# Work to be completed
Set the records down again in full, exactly as they are, apart from the images.

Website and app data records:
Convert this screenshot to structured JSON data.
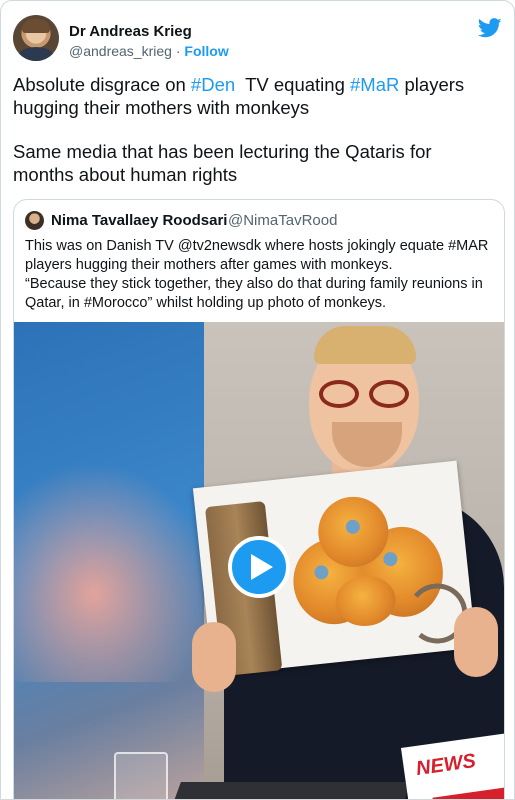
{
  "author": {
    "name": "Dr Andreas Krieg",
    "handle": "@andreas_krieg",
    "separator": "·",
    "follow_label": "Follow"
  },
  "tweet": {
    "line1_a": "Absolute disgrace on ",
    "line1_tag1": "#Den",
    "line1_b": "  TV equating ",
    "line1_tag2": "#MaR",
    "line1_c": "  players hugging their mothers with monkeys",
    "para2": "Same media that has been lecturing the Qataris for months about human rights"
  },
  "quote": {
    "name": "Nima Tavallaey Roodsari",
    "handle": "@NimaTavRood",
    "lines": [
      "This was on Danish TV @tv2newsdk where hosts jokingly equate #MAR",
      "players hugging their mothers after games with monkeys.",
      "“Because they stick together, they also do that during family reunions in",
      "Qatar, in #Morocco” whilst holding up photo of monkeys."
    ]
  },
  "media": {
    "overlay_text": "NEWS",
    "play_icon": "play-icon"
  },
  "icons": {
    "brand": "twitter-bird-icon"
  },
  "colors": {
    "accent": "#1d9bf0",
    "text": "#0f1419",
    "muted": "#536471",
    "border": "#cfd9de",
    "news_red": "#d6202b"
  }
}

# Answer for the task
Convert this screenshot to structured JSON data.
{
  "author": {
    "name": "Dr Andreas Krieg",
    "handle": "@andreas_krieg",
    "separator": "·",
    "follow_label": "Follow"
  },
  "tweet": {
    "line1_a": "Absolute disgrace on ",
    "line1_tag1": "#Den",
    "line1_b": "  TV equating ",
    "line1_tag2": "#MaR",
    "line1_c": "  players hugging their mothers with monkeys",
    "para2": "Same media that has been lecturing the Qataris for months about human rights"
  },
  "quote": {
    "name": "Nima Tavallaey Roodsari",
    "handle": "@NimaTavRood",
    "lines": [
      "This was on Danish TV @tv2newsdk where hosts jokingly equate #MAR",
      "players hugging their mothers after games with monkeys.",
      "“Because they stick together, they also do that during family reunions in",
      "Qatar, in #Morocco” whilst holding up photo of monkeys."
    ]
  },
  "media": {
    "overlay_text": "NEWS",
    "play_icon": "play-icon"
  },
  "icons": {
    "brand": "twitter-bird-icon"
  },
  "colors": {
    "accent": "#1d9bf0",
    "text": "#0f1419",
    "muted": "#536471",
    "border": "#cfd9de",
    "news_red": "#d6202b"
  }
}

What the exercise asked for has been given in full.